Kayakalpa's history reaches back to sages renowned for their youthful longevity and supernatural powers, the Siddha yogis of India, circa 3000 B.C. Of the two ancient medical systems of India the Siddha system is the oldest. Its wisdom was first transferred from the god Shiva to his wife Parvati, and from her to the Siddhas, who practiced Kayakalpa as a a sacred science to attain Siddhi(mystical powers). Kayakalpa is described in Siddha and Ayurveda medical literature as the ultimate fountain of youth, vitality longevity, higher consciousness and as a means to reach the crown of Indian spiritual practice - Jivan Mukti, liberation within life itself.
There were two types of Kayakalpa: The first method, Kutipraveshika (from "Kuti" or cottage and "Praveshika" or dwelling within), was a profound experience primarily undergone by advanced Yogic practitioners and those who had the immense discipline needed to complete the treatment. During a process which lasted from 45 to 90 days, in a process of therapeutic austerity, secluded in a three layered womb-like cottage protected from air and sunlight, the aspirant received special herbal-mineral elixirs. They were sustained by small amounts of a carefully selected nourishment, and entered subtle states of consciousness that allowed them to rejuvenate completely.
The second method of rejuvenation, Vatatapika (from the Sanskrit "Vata" or air and "Tapika" or sunlight), was gentler and allowed the person to engage in the normal activities of everyday life. It was historically given to royalty who could not abandon their duties of state. In the past 1600 years, the technique of Kayakalpa has become fragmented and currently in disuse in its entirety in India.

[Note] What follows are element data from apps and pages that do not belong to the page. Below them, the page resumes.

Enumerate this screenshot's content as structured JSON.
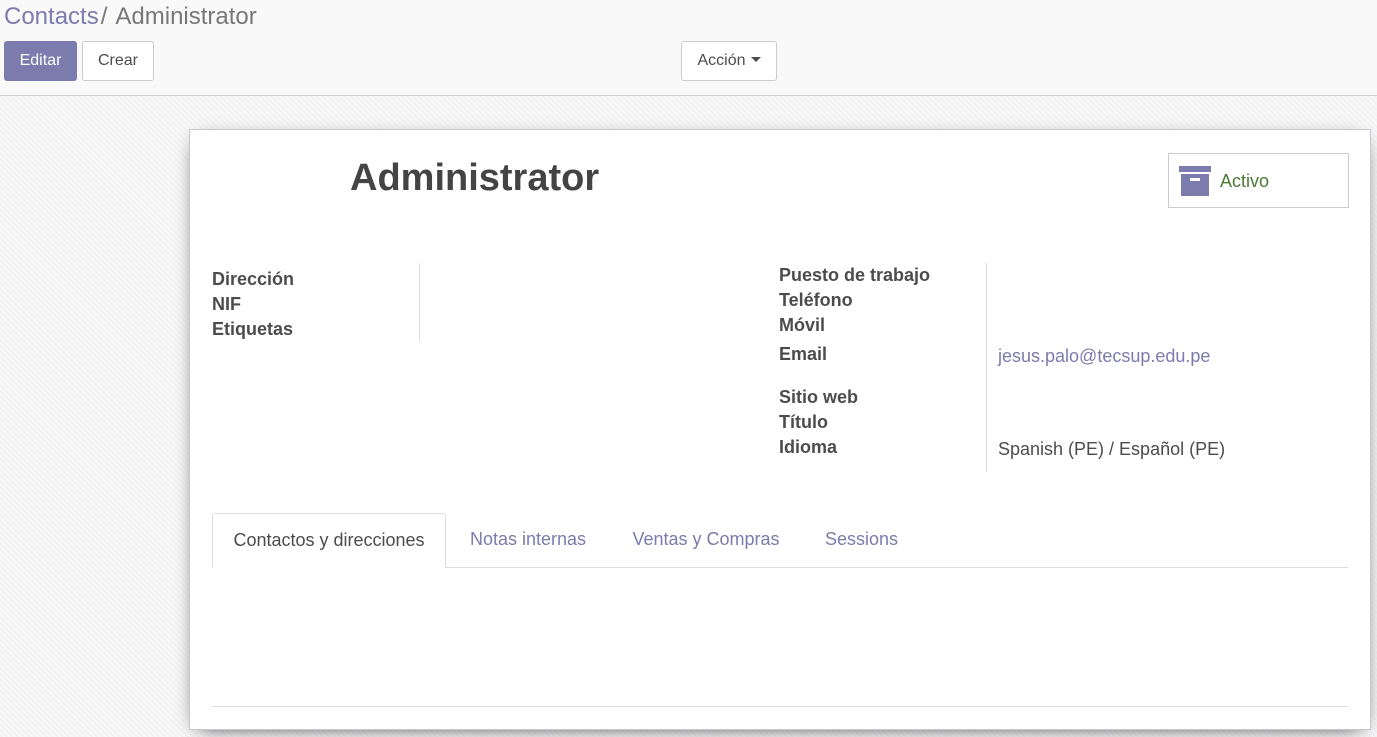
{
  "breadcrumb": {
    "parent": "Contacts",
    "separator": "/",
    "current": "Administrator"
  },
  "toolbar": {
    "edit_label": "Editar",
    "create_label": "Crear",
    "action_label": "Acción"
  },
  "record": {
    "name": "Administrator",
    "status_button_label": "Activo",
    "status_icon": "archive-icon"
  },
  "left_fields": [
    {
      "label": "Dirección",
      "value": ""
    },
    {
      "label": "NIF",
      "value": ""
    },
    {
      "label": "Etiquetas",
      "value": ""
    }
  ],
  "right_fields": {
    "job_position": {
      "label": "Puesto de trabajo",
      "value": ""
    },
    "phone": {
      "label": "Teléfono",
      "value": ""
    },
    "mobile": {
      "label": "Móvil",
      "value": ""
    },
    "email": {
      "label": "Email",
      "value": "jesus.palo@tecsup.edu.pe"
    },
    "website": {
      "label": "Sitio web",
      "value": ""
    },
    "title": {
      "label": "Título",
      "value": ""
    },
    "language": {
      "label": "Idioma",
      "value": "Spanish (PE) / Español (PE)"
    }
  },
  "tabs": [
    {
      "label": "Contactos y direcciones",
      "active": true
    },
    {
      "label": "Notas internas",
      "active": false
    },
    {
      "label": "Ventas y Compras",
      "active": false
    },
    {
      "label": "Sessions",
      "active": false
    }
  ],
  "colors": {
    "brand": "#7c7bad",
    "active_status": "#4a7a33",
    "text": "#4c4c4c"
  }
}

It remains as a legend in the psyche of the modern Indian.
The sole living master of this discipline, Dr Raam Pandeya has synthesized ancient healing modalities and contemporary applications to create a system of purifying, nurturing and regenerating the vital energy of the body, mind and psyche.